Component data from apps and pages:
________________
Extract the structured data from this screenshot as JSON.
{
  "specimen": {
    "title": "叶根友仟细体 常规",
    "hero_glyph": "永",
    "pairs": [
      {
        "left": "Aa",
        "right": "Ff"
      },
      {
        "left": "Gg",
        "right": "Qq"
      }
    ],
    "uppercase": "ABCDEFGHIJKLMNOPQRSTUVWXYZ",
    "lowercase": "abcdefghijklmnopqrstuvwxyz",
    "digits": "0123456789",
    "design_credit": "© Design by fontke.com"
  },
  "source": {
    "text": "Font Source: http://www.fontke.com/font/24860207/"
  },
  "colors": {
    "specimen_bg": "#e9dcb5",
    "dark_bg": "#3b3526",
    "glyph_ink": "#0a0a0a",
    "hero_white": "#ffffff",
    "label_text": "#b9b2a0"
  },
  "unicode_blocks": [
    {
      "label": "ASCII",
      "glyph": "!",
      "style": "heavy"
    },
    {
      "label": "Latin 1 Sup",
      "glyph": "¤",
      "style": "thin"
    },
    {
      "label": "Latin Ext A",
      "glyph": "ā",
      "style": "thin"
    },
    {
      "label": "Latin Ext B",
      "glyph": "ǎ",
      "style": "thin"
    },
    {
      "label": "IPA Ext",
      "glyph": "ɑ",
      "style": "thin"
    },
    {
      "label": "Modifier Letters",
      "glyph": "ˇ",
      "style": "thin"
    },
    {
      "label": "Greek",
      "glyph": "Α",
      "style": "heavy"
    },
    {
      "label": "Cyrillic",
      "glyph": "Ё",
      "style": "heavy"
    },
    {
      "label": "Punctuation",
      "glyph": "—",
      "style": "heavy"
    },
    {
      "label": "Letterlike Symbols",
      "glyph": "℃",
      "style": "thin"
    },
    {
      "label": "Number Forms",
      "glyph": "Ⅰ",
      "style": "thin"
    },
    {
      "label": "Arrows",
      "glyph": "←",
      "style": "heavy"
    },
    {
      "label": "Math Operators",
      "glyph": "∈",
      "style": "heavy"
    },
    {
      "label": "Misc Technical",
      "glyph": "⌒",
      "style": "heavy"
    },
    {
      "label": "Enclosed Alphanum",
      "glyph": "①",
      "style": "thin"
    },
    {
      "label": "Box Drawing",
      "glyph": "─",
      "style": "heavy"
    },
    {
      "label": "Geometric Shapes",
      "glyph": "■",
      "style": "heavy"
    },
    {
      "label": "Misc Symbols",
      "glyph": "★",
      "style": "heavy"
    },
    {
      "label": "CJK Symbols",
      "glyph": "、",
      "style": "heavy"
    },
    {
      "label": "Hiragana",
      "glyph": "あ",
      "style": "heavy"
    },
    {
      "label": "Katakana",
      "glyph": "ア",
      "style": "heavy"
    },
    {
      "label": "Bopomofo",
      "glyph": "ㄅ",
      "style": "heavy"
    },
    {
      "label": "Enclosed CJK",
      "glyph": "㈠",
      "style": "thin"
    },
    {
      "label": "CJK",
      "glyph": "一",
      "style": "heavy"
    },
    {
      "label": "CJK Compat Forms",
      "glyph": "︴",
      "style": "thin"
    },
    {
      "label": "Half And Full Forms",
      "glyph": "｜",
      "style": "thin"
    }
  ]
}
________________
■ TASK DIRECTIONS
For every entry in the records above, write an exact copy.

■ WRITTEN RESPONSE
Extract the structured data from this screenshot as JSON.
{
  "specimen": {
    "title": "叶根友仟细体 常规",
    "hero_glyph": "永",
    "pairs": [
      {
        "left": "Aa",
        "right": "Ff"
      },
      {
        "left": "Gg",
        "right": "Qq"
      }
    ],
    "uppercase": "ABCDEFGHIJKLMNOPQRSTUVWXYZ",
    "lowercase": "abcdefghijklmnopqrstuvwxyz",
    "digits": "0123456789",
    "design_credit": "© Design by fontke.com"
  },
  "source": {
    "text": "Font Source: http://www.fontke.com/font/24860207/"
  },
  "colors": {
    "specimen_bg": "#e9dcb5",
    "dark_bg": "#3b3526",
    "glyph_ink": "#0a0a0a",
    "hero_white": "#ffffff",
    "label_text": "#b9b2a0"
  },
  "unicode_blocks": [
    {
      "label": "ASCII",
      "glyph": "!",
      "style": "heavy"
    },
    {
      "label": "Latin 1 Sup",
      "glyph": "¤",
      "style": "thin"
    },
    {
      "label": "Latin Ext A",
      "glyph": "ā",
      "style": "thin"
    },
    {
      "label": "Latin Ext B",
      "glyph": "ǎ",
      "style": "thin"
    },
    {
      "label": "IPA Ext",
      "glyph": "ɑ",
      "style": "thin"
    },
    {
      "label": "Modifier Letters",
      "glyph": "ˇ",
      "style": "thin"
    },
    {
      "label": "Greek",
      "glyph": "Α",
      "style": "heavy"
    },
    {
      "label": "Cyrillic",
      "glyph": "Ё",
      "style": "heavy"
    },
    {
      "label": "Punctuation",
      "glyph": "—",
      "style": "heavy"
    },
    {
      "label": "Letterlike Symbols",
      "glyph": "℃",
      "style": "thin"
    },
    {
      "label": "Number Forms",
      "glyph": "Ⅰ",
      "style": "thin"
    },
    {
      "label": "Arrows",
      "glyph": "←",
      "style": "heavy"
    },
    {
      "label": "Math Operators",
      "glyph": "∈",
      "style": "heavy"
    },
    {
      "label": "Misc Technical",
      "glyph": "⌒",
      "style": "heavy"
    },
    {
      "label": "Enclosed Alphanum",
      "glyph": "①",
      "style": "thin"
    },
    {
      "label": "Box Drawing",
      "glyph": "─",
      "style": "heavy"
    },
    {
      "label": "Geometric Shapes",
      "glyph": "■",
      "style": "heavy"
    },
    {
      "label": "Misc Symbols",
      "glyph": "★",
      "style": "heavy"
    },
    {
      "label": "CJK Symbols",
      "glyph": "、",
      "style": "heavy"
    },
    {
      "label": "Hiragana",
      "glyph": "あ",
      "style": "heavy"
    },
    {
      "label": "Katakana",
      "glyph": "ア",
      "style": "heavy"
    },
    {
      "label": "Bopomofo",
      "glyph": "ㄅ",
      "style": "heavy"
    },
    {
      "label": "Enclosed CJK",
      "glyph": "㈠",
      "style": "thin"
    },
    {
      "label": "CJK",
      "glyph": "一",
      "style": "heavy"
    },
    {
      "label": "CJK Compat Forms",
      "glyph": "︴",
      "style": "thin"
    },
    {
      "label": "Half And Full Forms",
      "glyph": "｜",
      "style": "thin"
    }
  ]
}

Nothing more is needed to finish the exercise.